Home Ferrari Review: Ferrari F40

Review: Ferrari F40


Today we are testing a car that is 24 years old; lacks air conditioning, a radio, carpets or even proper windows that open and close. The only creature comforts you will find here are whats left of road-kill under the tyres. Don’t go thinking 1987 was a period of time where we were still running around with spears catching dinner, oh no, all of the above could be found in many cars. So if this machine is so lacking why am I about to hail it as the greatest supercar ever created? Welcome ladies and gentlemen to the Ferrari F40.

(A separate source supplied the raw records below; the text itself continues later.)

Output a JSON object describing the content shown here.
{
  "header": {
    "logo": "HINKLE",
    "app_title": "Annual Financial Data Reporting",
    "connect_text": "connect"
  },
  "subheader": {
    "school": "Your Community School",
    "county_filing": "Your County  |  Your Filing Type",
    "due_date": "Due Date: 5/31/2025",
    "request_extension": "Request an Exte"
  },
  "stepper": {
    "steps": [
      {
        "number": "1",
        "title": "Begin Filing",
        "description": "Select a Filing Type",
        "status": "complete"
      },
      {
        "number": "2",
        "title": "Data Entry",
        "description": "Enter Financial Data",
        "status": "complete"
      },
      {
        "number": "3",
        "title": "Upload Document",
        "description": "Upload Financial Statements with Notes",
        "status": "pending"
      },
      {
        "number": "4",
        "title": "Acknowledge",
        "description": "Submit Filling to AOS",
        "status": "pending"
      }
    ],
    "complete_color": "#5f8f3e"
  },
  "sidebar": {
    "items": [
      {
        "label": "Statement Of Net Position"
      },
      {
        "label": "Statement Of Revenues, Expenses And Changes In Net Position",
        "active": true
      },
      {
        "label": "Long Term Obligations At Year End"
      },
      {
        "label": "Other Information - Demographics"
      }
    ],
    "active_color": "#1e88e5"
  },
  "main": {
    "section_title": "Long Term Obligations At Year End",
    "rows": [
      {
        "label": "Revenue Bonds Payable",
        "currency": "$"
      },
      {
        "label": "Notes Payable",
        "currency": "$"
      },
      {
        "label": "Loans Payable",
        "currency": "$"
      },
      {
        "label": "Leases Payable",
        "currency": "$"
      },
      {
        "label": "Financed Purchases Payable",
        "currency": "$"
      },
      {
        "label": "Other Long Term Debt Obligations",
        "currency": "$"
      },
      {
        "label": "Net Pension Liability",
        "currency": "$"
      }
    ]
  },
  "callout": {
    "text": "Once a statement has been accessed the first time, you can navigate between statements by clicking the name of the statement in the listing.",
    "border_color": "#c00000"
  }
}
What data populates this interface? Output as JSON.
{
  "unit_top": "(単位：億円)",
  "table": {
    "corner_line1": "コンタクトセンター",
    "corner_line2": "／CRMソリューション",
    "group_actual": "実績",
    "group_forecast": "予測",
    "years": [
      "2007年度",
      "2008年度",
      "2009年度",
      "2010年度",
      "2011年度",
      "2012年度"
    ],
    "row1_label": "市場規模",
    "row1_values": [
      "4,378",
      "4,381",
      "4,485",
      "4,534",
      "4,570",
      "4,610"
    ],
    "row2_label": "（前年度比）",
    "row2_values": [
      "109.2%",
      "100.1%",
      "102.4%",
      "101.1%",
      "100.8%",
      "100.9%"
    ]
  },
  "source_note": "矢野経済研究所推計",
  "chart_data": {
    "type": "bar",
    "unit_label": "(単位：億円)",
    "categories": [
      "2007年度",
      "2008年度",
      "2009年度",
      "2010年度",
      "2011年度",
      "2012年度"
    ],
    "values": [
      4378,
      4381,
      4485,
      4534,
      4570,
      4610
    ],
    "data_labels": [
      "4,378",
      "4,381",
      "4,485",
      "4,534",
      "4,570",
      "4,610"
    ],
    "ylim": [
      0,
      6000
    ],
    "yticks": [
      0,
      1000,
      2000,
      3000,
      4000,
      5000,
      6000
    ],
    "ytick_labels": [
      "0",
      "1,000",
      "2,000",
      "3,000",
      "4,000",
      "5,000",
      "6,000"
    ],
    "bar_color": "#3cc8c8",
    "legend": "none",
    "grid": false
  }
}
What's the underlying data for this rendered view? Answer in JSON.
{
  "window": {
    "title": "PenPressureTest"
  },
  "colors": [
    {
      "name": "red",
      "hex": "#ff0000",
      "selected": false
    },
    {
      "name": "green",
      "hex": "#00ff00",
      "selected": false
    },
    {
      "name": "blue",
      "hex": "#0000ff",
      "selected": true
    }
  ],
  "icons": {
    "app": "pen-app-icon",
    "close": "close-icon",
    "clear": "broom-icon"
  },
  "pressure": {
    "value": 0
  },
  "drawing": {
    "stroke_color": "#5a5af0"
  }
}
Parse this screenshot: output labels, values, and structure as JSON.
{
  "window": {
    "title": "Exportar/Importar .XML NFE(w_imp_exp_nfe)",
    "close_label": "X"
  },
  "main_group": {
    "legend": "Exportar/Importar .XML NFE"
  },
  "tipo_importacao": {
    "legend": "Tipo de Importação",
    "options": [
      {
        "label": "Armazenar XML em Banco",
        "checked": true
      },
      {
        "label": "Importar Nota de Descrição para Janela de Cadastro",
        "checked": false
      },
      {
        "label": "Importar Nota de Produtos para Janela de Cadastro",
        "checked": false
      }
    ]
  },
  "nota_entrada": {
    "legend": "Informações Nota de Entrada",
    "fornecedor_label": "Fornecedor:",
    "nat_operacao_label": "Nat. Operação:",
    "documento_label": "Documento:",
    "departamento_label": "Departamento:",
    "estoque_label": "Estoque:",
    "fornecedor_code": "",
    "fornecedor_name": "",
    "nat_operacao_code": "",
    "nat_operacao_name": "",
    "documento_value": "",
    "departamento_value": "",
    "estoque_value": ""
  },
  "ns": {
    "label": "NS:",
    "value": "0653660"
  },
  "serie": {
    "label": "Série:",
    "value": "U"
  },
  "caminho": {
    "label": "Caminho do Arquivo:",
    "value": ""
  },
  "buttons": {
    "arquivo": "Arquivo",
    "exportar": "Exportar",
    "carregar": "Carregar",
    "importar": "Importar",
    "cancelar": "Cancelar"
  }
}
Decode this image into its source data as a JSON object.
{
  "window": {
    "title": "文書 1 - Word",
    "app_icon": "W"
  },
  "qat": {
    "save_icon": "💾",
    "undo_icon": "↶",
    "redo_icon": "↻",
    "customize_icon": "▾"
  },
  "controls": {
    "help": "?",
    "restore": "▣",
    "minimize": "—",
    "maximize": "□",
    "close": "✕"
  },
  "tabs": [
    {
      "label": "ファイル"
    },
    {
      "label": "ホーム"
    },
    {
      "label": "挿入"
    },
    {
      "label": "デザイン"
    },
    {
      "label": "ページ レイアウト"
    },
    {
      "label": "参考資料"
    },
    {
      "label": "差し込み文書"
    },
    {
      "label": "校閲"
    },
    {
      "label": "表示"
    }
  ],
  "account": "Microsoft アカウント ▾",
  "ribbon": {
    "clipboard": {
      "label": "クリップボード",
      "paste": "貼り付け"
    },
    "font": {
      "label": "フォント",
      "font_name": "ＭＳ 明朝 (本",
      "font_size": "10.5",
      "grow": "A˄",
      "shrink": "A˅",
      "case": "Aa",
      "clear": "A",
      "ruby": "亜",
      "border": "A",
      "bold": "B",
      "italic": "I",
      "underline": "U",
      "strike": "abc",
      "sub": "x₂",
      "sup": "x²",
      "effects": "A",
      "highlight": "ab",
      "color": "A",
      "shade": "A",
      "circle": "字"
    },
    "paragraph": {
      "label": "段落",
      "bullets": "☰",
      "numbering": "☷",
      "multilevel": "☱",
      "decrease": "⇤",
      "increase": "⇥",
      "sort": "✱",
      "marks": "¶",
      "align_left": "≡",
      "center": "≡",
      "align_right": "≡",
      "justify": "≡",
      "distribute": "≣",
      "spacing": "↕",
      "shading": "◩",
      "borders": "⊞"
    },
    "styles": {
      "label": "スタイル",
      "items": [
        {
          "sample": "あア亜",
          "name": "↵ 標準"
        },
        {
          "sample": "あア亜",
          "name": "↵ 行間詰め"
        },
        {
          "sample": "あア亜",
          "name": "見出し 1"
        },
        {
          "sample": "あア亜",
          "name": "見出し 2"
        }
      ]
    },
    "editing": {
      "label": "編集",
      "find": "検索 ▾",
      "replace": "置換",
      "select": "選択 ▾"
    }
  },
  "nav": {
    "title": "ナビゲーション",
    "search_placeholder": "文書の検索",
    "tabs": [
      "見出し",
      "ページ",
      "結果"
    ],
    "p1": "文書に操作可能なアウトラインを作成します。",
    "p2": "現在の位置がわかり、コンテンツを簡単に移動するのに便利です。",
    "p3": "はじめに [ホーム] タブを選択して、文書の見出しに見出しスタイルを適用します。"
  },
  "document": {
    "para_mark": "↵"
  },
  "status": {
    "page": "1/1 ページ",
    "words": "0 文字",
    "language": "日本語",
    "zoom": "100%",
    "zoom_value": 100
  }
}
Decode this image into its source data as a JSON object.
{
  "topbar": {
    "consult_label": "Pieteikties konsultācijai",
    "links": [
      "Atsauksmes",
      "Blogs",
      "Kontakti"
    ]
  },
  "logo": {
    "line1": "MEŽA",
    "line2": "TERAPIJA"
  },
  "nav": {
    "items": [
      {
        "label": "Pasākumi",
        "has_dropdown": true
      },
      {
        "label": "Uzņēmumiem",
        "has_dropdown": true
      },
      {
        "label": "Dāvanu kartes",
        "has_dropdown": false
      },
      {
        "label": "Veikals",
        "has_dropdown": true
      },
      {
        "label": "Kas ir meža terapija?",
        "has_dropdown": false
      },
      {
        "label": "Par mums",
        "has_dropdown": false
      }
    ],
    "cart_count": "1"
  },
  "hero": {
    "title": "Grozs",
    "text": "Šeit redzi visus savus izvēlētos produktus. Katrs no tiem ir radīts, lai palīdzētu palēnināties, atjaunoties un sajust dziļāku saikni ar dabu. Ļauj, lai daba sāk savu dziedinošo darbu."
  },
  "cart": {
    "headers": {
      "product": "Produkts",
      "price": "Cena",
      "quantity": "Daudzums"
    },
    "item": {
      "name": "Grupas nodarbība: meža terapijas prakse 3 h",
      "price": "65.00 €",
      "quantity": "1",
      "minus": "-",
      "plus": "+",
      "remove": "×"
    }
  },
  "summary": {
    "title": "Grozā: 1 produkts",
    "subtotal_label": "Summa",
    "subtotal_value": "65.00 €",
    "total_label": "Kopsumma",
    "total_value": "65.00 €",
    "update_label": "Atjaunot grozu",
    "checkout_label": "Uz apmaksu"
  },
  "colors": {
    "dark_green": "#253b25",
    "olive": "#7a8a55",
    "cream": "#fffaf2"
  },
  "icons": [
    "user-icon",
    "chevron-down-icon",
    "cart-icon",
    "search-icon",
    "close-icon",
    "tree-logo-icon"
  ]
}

This machine is not merely a method of provoking an adrenaline rush, no, what the F40 represents is a life changing event on wheels. Built to celebrate Ferrari’s 40th anniversary the car was a beacon that set trends in the automotive world forever. It was the first completely carbon fibre car, it would do 201MPH and the engineering genius under the skin was direct from Ferrari’s illustrious racing history. Initially only 400 units were to be produced but demand for the car was so great that the Italian company ended up producing 1,315. The F40 is powered by a 3.0 litre twin-turbo V8 that can churn out an explosive 478BHP. That is a vast sum even by todays standards! But it isn’t the numbers or the reputation of this car that makes it so special…

You see I am a firm believer in performance cars being pure engineering that not only propels the driver to biblical speeds but also gets them involved in the process. These days, no matter the brand be it Ferrari, Lamborghini .etc, the performance is fantastic but in many cases you feel somewhat detached from the machine as its sequential gearbox clicks away and the ABS prevents any real danger. Even hitting the off button wont disengage all of the electronic systems as the manufacturer wants to protect your investment just as much as you do. Don’t get me wrong, they don’t kill the experience but in many cases it just makes it feel a bit artificial. Ferrari are a clear case and example as they are renowned for their ability to provoke an emotion from the driver, but today its more about the thrill and not hitting that tree. The F40 however was made in the days before health and safety so driver aids are completely absent. This is raw performance.

A Ferrari should scare you. There has to be that near indescribable twinge just before you turn the key and this being the last car Enzo Ferrari had a hand in building you had better believe that this sensation is there from start to finish. Bringing life to this beast will literally obliterate the eardrums of any living thing within a quarter of a mile. It does’t politely hum at idle like its modern day counterparts. It gargles, spits and booms making its presence very well known and likely causing some form of seismic activity beneath your feet. Not that you would notice an earthquake as you are now staring down the barrel of a bright red loaded gun.

This machine in motion is breathtaking as it dives into corners with no hesitation and upon exiting the apex the turbo’s hurtle the car far off into the distance. There is no hesitation, no understeer, it is precise, crisp, a precision tool of performance perfection. You are working just as hard as the car, feeling the involvement and connection to every gear change, every input to the wheel. It is nothing short of a masterpiece! You can tell that the foundations of the F40 were built on a road going racer and not a road car with racing adaptations. The power is relentless and your heart will pound every bit as quick as this cars eight pistons from start to finish.

Yes the cabin is cramped. Yes if you do have an accident you are very likely to die. And yes, upholstery is a mystery to this car. But do remember that it never set out to please people in those ways and clearly it makes no apologies for it. What it does do however is provide the world with a unique experience of what true honest to god engineering can do in the hands of the Italians. 24 years ago the F40 was at the top of its game, today it still defines the breed.